▶ _Exercise aim_
Where an image appears in the data, omit it and reproduce the rest exactly.

▶ _Data in this exercise_
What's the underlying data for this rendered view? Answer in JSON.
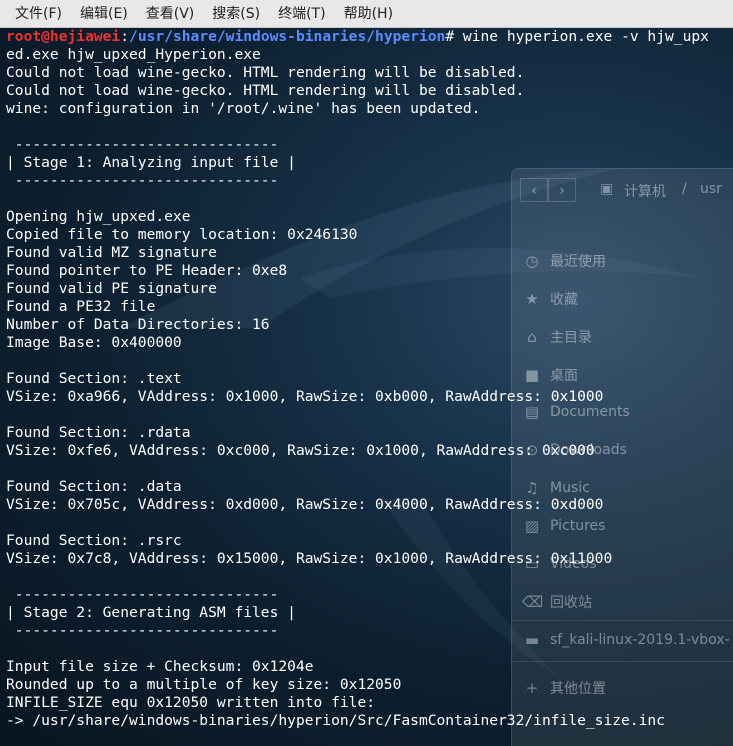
{
  "menubar": {
    "items": [
      "文件(F)",
      "编辑(E)",
      "查看(V)",
      "搜索(S)",
      "终端(T)",
      "帮助(H)"
    ]
  },
  "prompt": {
    "user_host": "root@hejiawei",
    "separator": ":",
    "path": "/usr/share/windows-binaries/hyperion",
    "symbol": "# ",
    "command": "wine hyperion.exe -v hjw_upx",
    "command_wrap": "ed.exe hjw_upxed_Hyperion.exe"
  },
  "output_lines": [
    "Could not load wine-gecko. HTML rendering will be disabled.",
    "Could not load wine-gecko. HTML rendering will be disabled.",
    "wine: configuration in '/root/.wine' has been updated.",
    "",
    " ------------------------------",
    "| Stage 1: Analyzing input file |",
    " ------------------------------",
    "",
    "Opening hjw_upxed.exe",
    "Copied file to memory location: 0x246130",
    "Found valid MZ signature",
    "Found pointer to PE Header: 0xe8",
    "Found valid PE signature",
    "Found a PE32 file",
    "Number of Data Directories: 16",
    "Image Base: 0x400000",
    "",
    "Found Section: .text",
    "VSize: 0xa966, VAddress: 0x1000, RawSize: 0xb000, RawAddress: 0x1000",
    "",
    "Found Section: .rdata",
    "VSize: 0xfe6, VAddress: 0xc000, RawSize: 0x1000, RawAddress: 0xc000",
    "",
    "Found Section: .data",
    "VSize: 0x705c, VAddress: 0xd000, RawSize: 0x4000, RawAddress: 0xd000",
    "",
    "Found Section: .rsrc",
    "VSize: 0x7c8, VAddress: 0x15000, RawSize: 0x1000, RawAddress: 0x11000",
    "",
    " ------------------------------",
    "| Stage 2: Generating ASM files |",
    " ------------------------------",
    "",
    "Input file size + Checksum: 0x1204e",
    "Rounded up to a multiple of key size: 0x12050",
    "INFILE_SIZE equ 0x12050 written into file:",
    "-> /usr/share/windows-binaries/hyperion/Src/FasmContainer32/infile_size.inc"
  ],
  "file_manager": {
    "back_icon": "chevron-left-icon",
    "forward_icon": "chevron-right-icon",
    "breadcrumb": [
      "计算机",
      "usr"
    ],
    "sidebar": [
      {
        "label": "最近使用",
        "icon": "clock-icon"
      },
      {
        "label": "收藏",
        "icon": "star-icon"
      },
      {
        "label": "主目录",
        "icon": "home-icon"
      },
      {
        "label": "桌面",
        "icon": "folder-icon"
      },
      {
        "label": "Documents",
        "icon": "document-icon"
      },
      {
        "label": "Downloads",
        "icon": "download-icon"
      },
      {
        "label": "Music",
        "icon": "music-icon"
      },
      {
        "label": "Pictures",
        "icon": "picture-icon"
      },
      {
        "label": "Videos",
        "icon": "video-icon"
      },
      {
        "label": "回收站",
        "icon": "trash-icon"
      },
      {
        "label": "sf_kali-linux-2019.1-vbox-",
        "icon": "drive-icon"
      },
      {
        "label": "其他位置",
        "icon": "plus-icon"
      }
    ]
  },
  "colors": {
    "prompt_user": "#f0322f",
    "prompt_path": "#5b8cff",
    "terminal_text": "#ffffff",
    "menubar_bg": "#e8e8e8"
  }
}
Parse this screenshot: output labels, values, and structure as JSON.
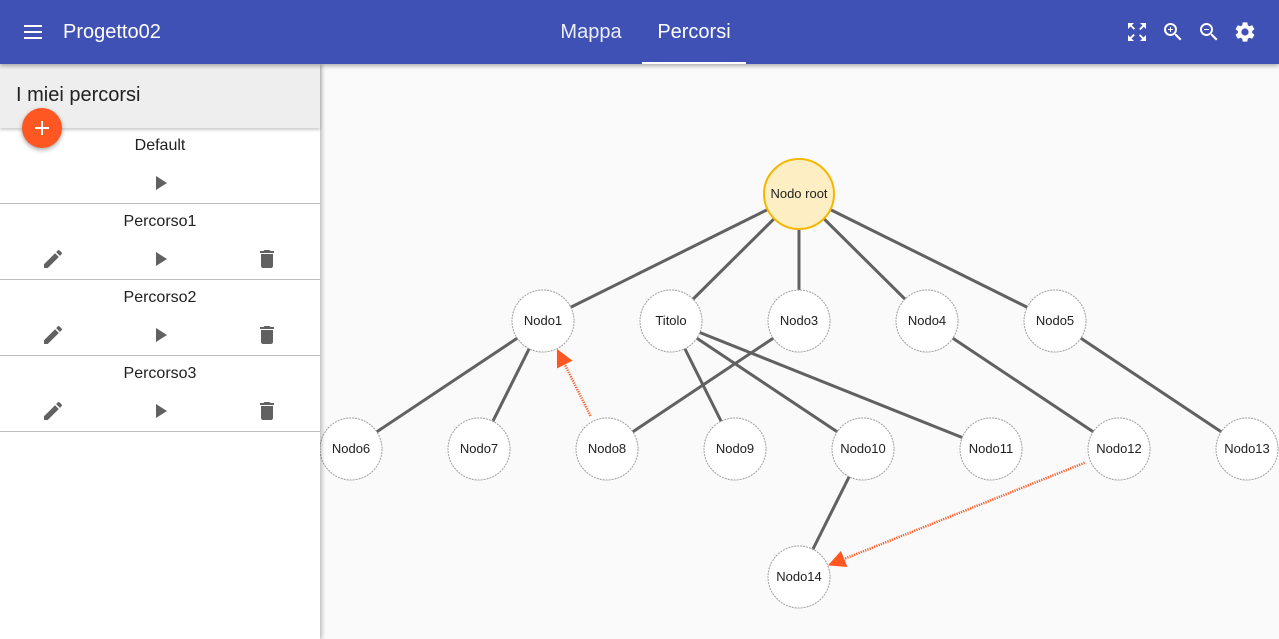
{
  "app": {
    "title": "Progetto02",
    "tabs": [
      {
        "label": "Mappa",
        "active": false
      },
      {
        "label": "Percorsi",
        "active": true
      }
    ],
    "primary_color": "#3f51b5",
    "accent_color": "#ff5722",
    "tools": [
      "fullscreen-icon",
      "zoom-in-icon",
      "zoom-out-icon",
      "settings-icon"
    ]
  },
  "sidebar": {
    "title": "I miei percorsi",
    "add_icon": "add-icon",
    "routes": [
      {
        "name": "Default",
        "editable": false
      },
      {
        "name": "Percorso1",
        "editable": true
      },
      {
        "name": "Percorso2",
        "editable": true
      },
      {
        "name": "Percorso3",
        "editable": true
      }
    ]
  },
  "graph": {
    "root_fill": "#fdefc3",
    "root_stroke": "#f5b700",
    "edge_color": "#616161",
    "link_color": "#ff5722",
    "nodes": [
      {
        "id": "root",
        "label": "Nodo root",
        "root": true
      },
      {
        "id": "n1",
        "label": "Nodo1"
      },
      {
        "id": "t",
        "label": "Titolo"
      },
      {
        "id": "n3",
        "label": "Nodo3"
      },
      {
        "id": "n4",
        "label": "Nodo4"
      },
      {
        "id": "n5",
        "label": "Nodo5"
      },
      {
        "id": "n6",
        "label": "Nodo6"
      },
      {
        "id": "n7",
        "label": "Nodo7"
      },
      {
        "id": "n8",
        "label": "Nodo8"
      },
      {
        "id": "n9",
        "label": "Nodo9"
      },
      {
        "id": "n10",
        "label": "Nodo10"
      },
      {
        "id": "n11",
        "label": "Nodo11"
      },
      {
        "id": "n12",
        "label": "Nodo12"
      },
      {
        "id": "n13",
        "label": "Nodo13"
      },
      {
        "id": "n14",
        "label": "Nodo14"
      }
    ],
    "edges": [
      [
        "root",
        "n1"
      ],
      [
        "root",
        "t"
      ],
      [
        "root",
        "n3"
      ],
      [
        "root",
        "n4"
      ],
      [
        "root",
        "n5"
      ],
      [
        "n1",
        "n6"
      ],
      [
        "n1",
        "n7"
      ],
      [
        "n3",
        "n8"
      ],
      [
        "t",
        "n9"
      ],
      [
        "t",
        "n10"
      ],
      [
        "t",
        "n11"
      ],
      [
        "n4",
        "n12"
      ],
      [
        "n5",
        "n13"
      ],
      [
        "n10",
        "n14"
      ]
    ],
    "links": [
      [
        "n8",
        "n1"
      ],
      [
        "n12",
        "n14"
      ]
    ]
  }
}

▶ _Result of the task_
What's the underlying data for this rendered view? Answer in JSON.
{
  "menubar": {
    "items": [
      "文件(F)",
      "编辑(E)",
      "查看(V)",
      "搜索(S)",
      "终端(T)",
      "帮助(H)"
    ]
  },
  "prompt": {
    "user_host": "root@hejiawei",
    "separator": ":",
    "path": "/usr/share/windows-binaries/hyperion",
    "symbol": "# ",
    "command": "wine hyperion.exe -v hjw_upx",
    "command_wrap": "ed.exe hjw_upxed_Hyperion.exe"
  },
  "output_lines": [
    "Could not load wine-gecko. HTML rendering will be disabled.",
    "Could not load wine-gecko. HTML rendering will be disabled.",
    "wine: configuration in '/root/.wine' has been updated.",
    "",
    " ------------------------------",
    "| Stage 1: Analyzing input file |",
    " ------------------------------",
    "",
    "Opening hjw_upxed.exe",
    "Copied file to memory location: 0x246130",
    "Found valid MZ signature",
    "Found pointer to PE Header: 0xe8",
    "Found valid PE signature",
    "Found a PE32 file",
    "Number of Data Directories: 16",
    "Image Base: 0x400000",
    "",
    "Found Section: .text",
    "VSize: 0xa966, VAddress: 0x1000, RawSize: 0xb000, RawAddress: 0x1000",
    "",
    "Found Section: .rdata",
    "VSize: 0xfe6, VAddress: 0xc000, RawSize: 0x1000, RawAddress: 0xc000",
    "",
    "Found Section: .data",
    "VSize: 0x705c, VAddress: 0xd000, RawSize: 0x4000, RawAddress: 0xd000",
    "",
    "Found Section: .rsrc",
    "VSize: 0x7c8, VAddress: 0x15000, RawSize: 0x1000, RawAddress: 0x11000",
    "",
    " ------------------------------",
    "| Stage 2: Generating ASM files |",
    " ------------------------------",
    "",
    "Input file size + Checksum: 0x1204e",
    "Rounded up to a multiple of key size: 0x12050",
    "INFILE_SIZE equ 0x12050 written into file:",
    "-> /usr/share/windows-binaries/hyperion/Src/FasmContainer32/infile_size.inc"
  ],
  "file_manager": {
    "back_icon": "chevron-left-icon",
    "forward_icon": "chevron-right-icon",
    "breadcrumb": [
      "计算机",
      "usr"
    ],
    "sidebar": [
      {
        "label": "最近使用",
        "icon": "clock-icon"
      },
      {
        "label": "收藏",
        "icon": "star-icon"
      },
      {
        "label": "主目录",
        "icon": "home-icon"
      },
      {
        "label": "桌面",
        "icon": "folder-icon"
      },
      {
        "label": "Documents",
        "icon": "document-icon"
      },
      {
        "label": "Downloads",
        "icon": "download-icon"
      },
      {
        "label": "Music",
        "icon": "music-icon"
      },
      {
        "label": "Pictures",
        "icon": "picture-icon"
      },
      {
        "label": "Videos",
        "icon": "video-icon"
      },
      {
        "label": "回收站",
        "icon": "trash-icon"
      },
      {
        "label": "sf_kali-linux-2019.1-vbox-",
        "icon": "drive-icon"
      },
      {
        "label": "其他位置",
        "icon": "plus-icon"
      }
    ]
  },
  "colors": {
    "prompt_user": "#f0322f",
    "prompt_path": "#5b8cff",
    "terminal_text": "#ffffff",
    "menubar_bg": "#e8e8e8"
  }
}
Parse this screenshot: output labels, values, and structure as JSON.
{
  "app": {
    "title": "Progetto02",
    "tabs": [
      {
        "label": "Mappa",
        "active": false
      },
      {
        "label": "Percorsi",
        "active": true
      }
    ],
    "primary_color": "#3f51b5",
    "accent_color": "#ff5722",
    "tools": [
      "fullscreen-icon",
      "zoom-in-icon",
      "zoom-out-icon",
      "settings-icon"
    ]
  },
  "sidebar": {
    "title": "I miei percorsi",
    "add_icon": "add-icon",
    "routes": [
      {
        "name": "Default",
        "editable": false
      },
      {
        "name": "Percorso1",
        "editable": true
      },
      {
        "name": "Percorso2",
        "editable": true
      },
      {
        "name": "Percorso3",
        "editable": true
      }
    ]
  },
  "graph": {
    "root_fill": "#fdefc3",
    "root_stroke": "#f5b700",
    "edge_color": "#616161",
    "link_color": "#ff5722",
    "nodes": [
      {
        "id": "root",
        "label": "Nodo root",
        "root": true
      },
      {
        "id": "n1",
        "label": "Nodo1"
      },
      {
        "id": "t",
        "label": "Titolo"
      },
      {
        "id": "n3",
        "label": "Nodo3"
      },
      {
        "id": "n4",
        "label": "Nodo4"
      },
      {
        "id": "n5",
        "label": "Nodo5"
      },
      {
        "id": "n6",
        "label": "Nodo6"
      },
      {
        "id": "n7",
        "label": "Nodo7"
      },
      {
        "id": "n8",
        "label": "Nodo8"
      },
      {
        "id": "n9",
        "label": "Nodo9"
      },
      {
        "id": "n10",
        "label": "Nodo10"
      },
      {
        "id": "n11",
        "label": "Nodo11"
      },
      {
        "id": "n12",
        "label": "Nodo12"
      },
      {
        "id": "n13",
        "label": "Nodo13"
      },
      {
        "id": "n14",
        "label": "Nodo14"
      }
    ],
    "edges": [
      [
        "root",
        "n1"
      ],
      [
        "root",
        "t"
      ],
      [
        "root",
        "n3"
      ],
      [
        "root",
        "n4"
      ],
      [
        "root",
        "n5"
      ],
      [
        "n1",
        "n6"
      ],
      [
        "n1",
        "n7"
      ],
      [
        "n3",
        "n8"
      ],
      [
        "t",
        "n9"
      ],
      [
        "t",
        "n10"
      ],
      [
        "t",
        "n11"
      ],
      [
        "n4",
        "n12"
      ],
      [
        "n5",
        "n13"
      ],
      [
        "n10",
        "n14"
      ]
    ],
    "links": [
      [
        "n8",
        "n1"
      ],
      [
        "n12",
        "n14"
      ]
    ]
  }
}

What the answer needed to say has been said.